Aim of the exercise: Among the entries below, find the lines that hold the word "brush" and report them.

[[ Records to use, beginning ]]

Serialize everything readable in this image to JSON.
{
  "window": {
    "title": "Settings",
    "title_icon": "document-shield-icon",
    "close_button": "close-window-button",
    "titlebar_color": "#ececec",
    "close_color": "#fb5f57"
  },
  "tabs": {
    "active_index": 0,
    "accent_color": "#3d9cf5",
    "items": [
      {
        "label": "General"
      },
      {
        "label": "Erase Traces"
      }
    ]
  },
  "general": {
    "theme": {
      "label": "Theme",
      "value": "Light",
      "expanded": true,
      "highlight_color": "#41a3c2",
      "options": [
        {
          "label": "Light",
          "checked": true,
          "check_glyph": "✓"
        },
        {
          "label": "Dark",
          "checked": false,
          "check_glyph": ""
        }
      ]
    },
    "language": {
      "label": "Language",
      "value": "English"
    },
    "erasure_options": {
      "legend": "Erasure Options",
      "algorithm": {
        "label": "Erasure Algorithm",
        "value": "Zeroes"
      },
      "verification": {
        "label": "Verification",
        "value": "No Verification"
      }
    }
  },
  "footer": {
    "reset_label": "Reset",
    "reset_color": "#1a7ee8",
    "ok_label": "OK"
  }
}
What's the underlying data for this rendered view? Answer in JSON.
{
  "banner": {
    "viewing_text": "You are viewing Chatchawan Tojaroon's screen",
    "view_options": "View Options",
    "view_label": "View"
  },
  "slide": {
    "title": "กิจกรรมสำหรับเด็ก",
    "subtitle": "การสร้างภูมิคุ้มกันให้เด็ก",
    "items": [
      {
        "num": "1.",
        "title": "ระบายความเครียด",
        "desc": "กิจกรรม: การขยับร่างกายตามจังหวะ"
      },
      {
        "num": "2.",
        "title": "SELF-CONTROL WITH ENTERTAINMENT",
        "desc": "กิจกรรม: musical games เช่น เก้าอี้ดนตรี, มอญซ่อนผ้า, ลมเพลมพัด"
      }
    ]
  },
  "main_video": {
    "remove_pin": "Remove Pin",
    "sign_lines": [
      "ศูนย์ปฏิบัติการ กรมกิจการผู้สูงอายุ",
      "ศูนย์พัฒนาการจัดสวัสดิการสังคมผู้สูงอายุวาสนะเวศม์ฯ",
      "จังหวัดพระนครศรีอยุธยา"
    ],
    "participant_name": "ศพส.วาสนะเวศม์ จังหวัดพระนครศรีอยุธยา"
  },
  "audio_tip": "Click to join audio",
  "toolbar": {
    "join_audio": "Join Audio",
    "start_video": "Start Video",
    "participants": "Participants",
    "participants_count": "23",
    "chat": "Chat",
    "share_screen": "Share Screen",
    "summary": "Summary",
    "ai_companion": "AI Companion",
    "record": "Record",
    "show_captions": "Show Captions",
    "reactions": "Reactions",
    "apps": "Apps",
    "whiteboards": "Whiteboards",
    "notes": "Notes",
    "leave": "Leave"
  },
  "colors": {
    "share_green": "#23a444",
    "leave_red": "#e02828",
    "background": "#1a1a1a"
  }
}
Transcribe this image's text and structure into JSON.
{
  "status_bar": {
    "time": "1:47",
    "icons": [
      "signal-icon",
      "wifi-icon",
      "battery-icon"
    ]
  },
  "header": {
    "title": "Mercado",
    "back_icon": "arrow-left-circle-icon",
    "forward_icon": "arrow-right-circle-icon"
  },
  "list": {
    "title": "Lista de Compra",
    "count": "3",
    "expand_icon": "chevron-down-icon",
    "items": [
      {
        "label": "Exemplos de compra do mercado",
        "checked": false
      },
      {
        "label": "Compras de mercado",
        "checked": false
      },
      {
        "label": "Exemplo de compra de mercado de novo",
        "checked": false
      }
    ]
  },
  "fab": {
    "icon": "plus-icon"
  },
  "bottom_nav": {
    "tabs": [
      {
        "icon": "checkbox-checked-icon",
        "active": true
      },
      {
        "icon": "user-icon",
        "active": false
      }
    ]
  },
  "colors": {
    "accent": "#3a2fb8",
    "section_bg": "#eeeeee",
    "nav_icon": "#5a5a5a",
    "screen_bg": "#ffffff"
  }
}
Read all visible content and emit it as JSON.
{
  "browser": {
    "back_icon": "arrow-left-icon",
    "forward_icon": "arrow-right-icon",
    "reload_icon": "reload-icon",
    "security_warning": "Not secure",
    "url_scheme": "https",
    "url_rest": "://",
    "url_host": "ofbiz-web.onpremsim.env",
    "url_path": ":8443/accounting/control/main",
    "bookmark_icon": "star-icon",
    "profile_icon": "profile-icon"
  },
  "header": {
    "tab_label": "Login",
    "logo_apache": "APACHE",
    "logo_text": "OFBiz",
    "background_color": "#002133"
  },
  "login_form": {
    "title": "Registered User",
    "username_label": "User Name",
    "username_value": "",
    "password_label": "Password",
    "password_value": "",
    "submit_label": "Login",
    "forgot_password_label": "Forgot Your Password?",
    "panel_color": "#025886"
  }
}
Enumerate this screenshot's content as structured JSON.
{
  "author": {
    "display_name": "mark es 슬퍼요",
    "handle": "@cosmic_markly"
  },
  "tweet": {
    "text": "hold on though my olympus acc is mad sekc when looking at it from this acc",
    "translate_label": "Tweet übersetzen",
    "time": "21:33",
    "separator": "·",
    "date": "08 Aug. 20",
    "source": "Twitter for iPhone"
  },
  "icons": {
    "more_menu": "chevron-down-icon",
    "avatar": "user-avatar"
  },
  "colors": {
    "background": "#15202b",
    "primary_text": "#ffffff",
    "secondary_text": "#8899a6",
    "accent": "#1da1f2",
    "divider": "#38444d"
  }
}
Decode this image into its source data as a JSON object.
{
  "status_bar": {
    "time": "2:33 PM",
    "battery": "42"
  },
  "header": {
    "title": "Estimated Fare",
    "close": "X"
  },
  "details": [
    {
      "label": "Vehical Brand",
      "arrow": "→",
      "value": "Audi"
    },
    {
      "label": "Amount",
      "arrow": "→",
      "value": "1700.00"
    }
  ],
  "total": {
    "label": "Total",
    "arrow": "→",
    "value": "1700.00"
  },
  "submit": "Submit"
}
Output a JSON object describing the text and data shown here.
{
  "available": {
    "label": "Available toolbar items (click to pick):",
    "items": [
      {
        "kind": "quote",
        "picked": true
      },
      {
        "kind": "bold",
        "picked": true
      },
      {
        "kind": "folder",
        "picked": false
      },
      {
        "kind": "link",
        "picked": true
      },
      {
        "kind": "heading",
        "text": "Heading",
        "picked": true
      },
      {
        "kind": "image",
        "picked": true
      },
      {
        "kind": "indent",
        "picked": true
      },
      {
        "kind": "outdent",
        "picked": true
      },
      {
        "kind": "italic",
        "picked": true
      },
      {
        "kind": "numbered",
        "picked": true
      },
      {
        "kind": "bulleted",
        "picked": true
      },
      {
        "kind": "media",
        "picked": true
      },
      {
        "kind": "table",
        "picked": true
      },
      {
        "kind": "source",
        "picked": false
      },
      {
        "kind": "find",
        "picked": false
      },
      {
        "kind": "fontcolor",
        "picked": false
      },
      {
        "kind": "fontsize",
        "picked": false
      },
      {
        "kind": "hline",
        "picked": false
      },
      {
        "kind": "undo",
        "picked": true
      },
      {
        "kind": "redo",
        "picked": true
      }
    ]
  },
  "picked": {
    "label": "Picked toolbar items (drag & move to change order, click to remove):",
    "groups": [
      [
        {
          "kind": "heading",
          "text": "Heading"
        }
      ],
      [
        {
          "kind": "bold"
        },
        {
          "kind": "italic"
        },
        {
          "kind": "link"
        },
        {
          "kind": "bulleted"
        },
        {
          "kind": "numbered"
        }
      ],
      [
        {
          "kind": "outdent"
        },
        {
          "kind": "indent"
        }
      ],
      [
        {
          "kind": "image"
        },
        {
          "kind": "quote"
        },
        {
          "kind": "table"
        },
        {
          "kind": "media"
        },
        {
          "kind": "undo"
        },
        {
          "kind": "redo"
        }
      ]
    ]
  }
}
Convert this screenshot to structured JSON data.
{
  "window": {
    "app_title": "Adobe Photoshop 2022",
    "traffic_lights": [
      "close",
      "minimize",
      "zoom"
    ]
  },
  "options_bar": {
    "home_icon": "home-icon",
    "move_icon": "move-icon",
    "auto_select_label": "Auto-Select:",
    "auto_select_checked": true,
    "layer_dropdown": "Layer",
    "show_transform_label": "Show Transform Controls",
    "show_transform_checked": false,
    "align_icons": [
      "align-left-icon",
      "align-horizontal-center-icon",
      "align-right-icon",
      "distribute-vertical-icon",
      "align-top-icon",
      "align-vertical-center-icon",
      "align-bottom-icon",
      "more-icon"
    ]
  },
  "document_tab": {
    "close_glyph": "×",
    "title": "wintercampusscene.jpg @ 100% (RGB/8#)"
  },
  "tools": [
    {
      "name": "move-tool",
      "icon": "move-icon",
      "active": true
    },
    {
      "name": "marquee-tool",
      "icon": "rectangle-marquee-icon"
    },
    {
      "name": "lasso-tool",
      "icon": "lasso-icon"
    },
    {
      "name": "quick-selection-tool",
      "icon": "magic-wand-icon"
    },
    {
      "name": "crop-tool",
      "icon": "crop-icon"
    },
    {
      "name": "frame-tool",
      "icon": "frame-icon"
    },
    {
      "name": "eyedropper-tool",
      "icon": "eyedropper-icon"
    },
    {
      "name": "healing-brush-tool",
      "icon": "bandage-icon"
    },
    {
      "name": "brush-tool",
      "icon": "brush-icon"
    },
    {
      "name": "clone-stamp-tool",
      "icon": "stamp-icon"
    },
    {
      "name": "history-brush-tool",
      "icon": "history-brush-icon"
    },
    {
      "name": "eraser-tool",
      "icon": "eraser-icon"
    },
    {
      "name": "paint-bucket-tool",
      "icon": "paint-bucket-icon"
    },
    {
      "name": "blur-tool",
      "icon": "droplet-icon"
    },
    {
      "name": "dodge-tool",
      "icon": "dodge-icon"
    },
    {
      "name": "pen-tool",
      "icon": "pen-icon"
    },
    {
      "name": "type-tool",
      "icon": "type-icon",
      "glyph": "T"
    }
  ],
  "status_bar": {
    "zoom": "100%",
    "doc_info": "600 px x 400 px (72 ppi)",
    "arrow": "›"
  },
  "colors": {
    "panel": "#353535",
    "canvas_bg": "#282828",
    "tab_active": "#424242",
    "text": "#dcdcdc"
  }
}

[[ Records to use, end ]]

Result below:
      "name": "healing-brush-tool",
      "name": "brush-tool",
      "icon": "brush-icon"
      "name": "history-brush-tool",
      "icon": "history-brush-icon"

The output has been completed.